walk off with (something)

(redirected from walked off with)

walk off with (something)

1. To win easily. Our opponents walked off with a victory because we were so unprepared for that game.
2. To steal something. Someone at the party must have walked off with my purse because I can't find it anywhere.
See also: off, walk

walk off with

1. Also, walk away with.
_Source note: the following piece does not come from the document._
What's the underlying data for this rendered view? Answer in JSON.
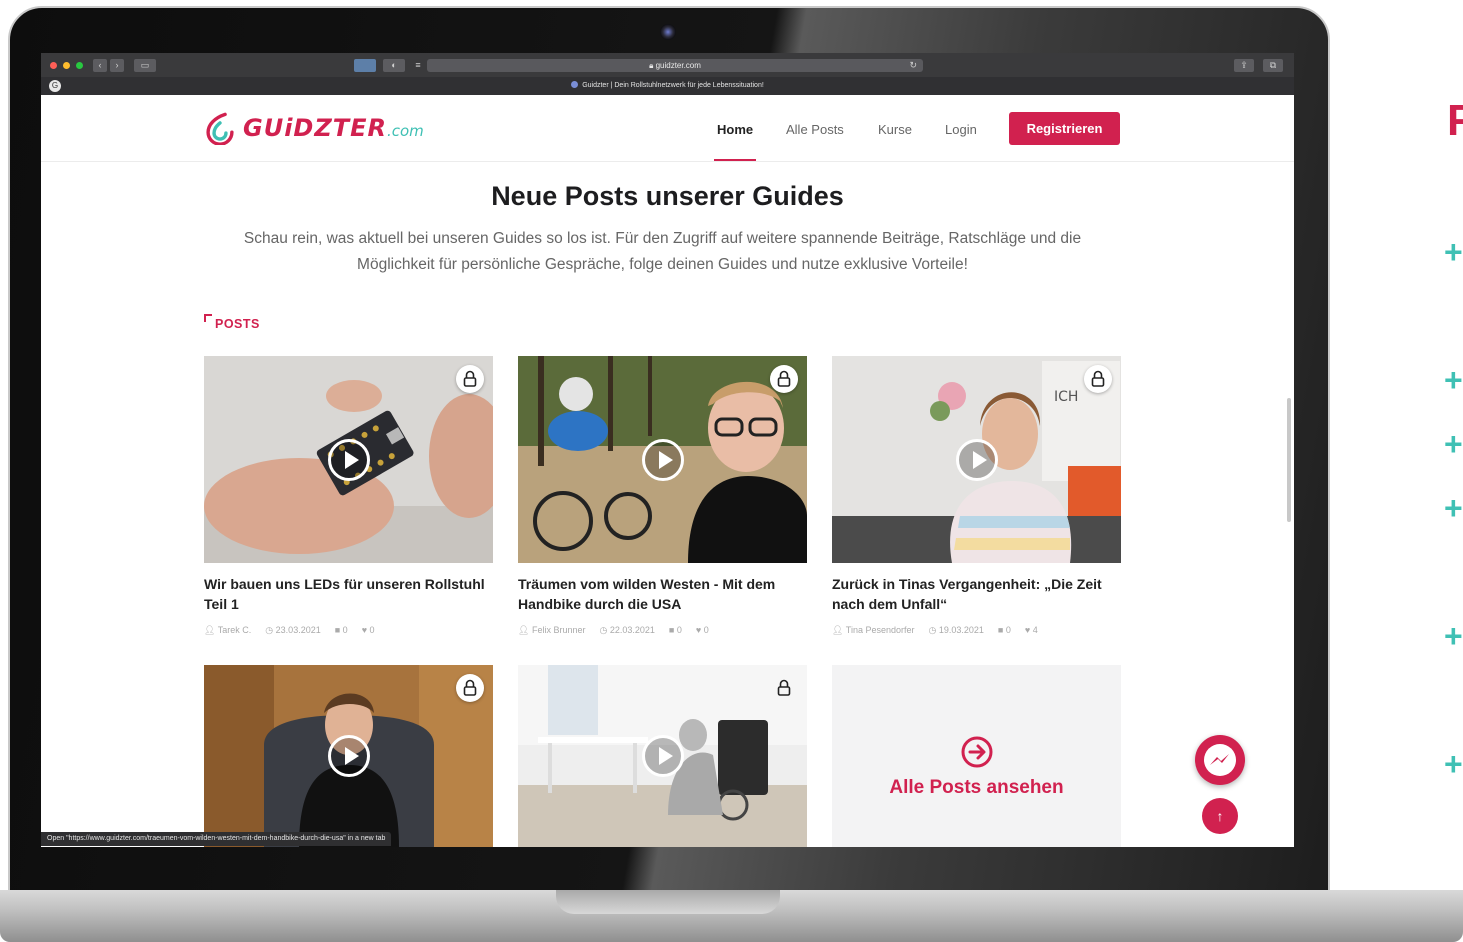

Win easily, as in Our team walked off with the pennant, or He expected a tough opponent, but to his surprise he walked away with first place. [First half of 1800s]
2. Steal, as in Someone walked off with my suitcase. [Early 1700s]
See also: off, walk
References in classic literature ?
Such was the discernment of Mrs Wilkins, and such the respect she bore her master, under whom she enjoyed a most excellent place, that her scruples gave way to his peremptory commands; and she took the child under her arms, without any apparent disgust at the illegality of its birth; and declaring it was a sweet little infant, walked off with it to her own chamber.
It was during the afternoon performance, and the big tent was filled with women and children, when I went looking for Red Denny, the head canvas-man, who had walked off with my pocket-knife.
He walked off with the loot - part of pounds 1million in cash being carried on the short Caribbean flight.
Kenny Lofton, who had doubled with one out, scored easily, and the Dodgers walked off with a 5-4 win over the Milwaukee Brewers in front of 46,087 fans at Dodger Stadium.
Dad-of-four Les, 39, said: "I hope whoever walked off with my money feels guilty and is cursed with bad luck.
The bear knocked over two, picked up the third and walked off with it.
He also walked off with the Les Haserot Award, given to a top player who exemplifies the former Fremont coach's desire for a job well done.
When Madonna finished giving the award, she walked behind the people when all the other presenters walked off with them.
He also rushed for 44 yards on seven attempts and walked off with a game ball.
He grabbed it and walked off with the ball gripped securely in his hands - hands that would later become the surest in a program that calls itself Wide Receiver University.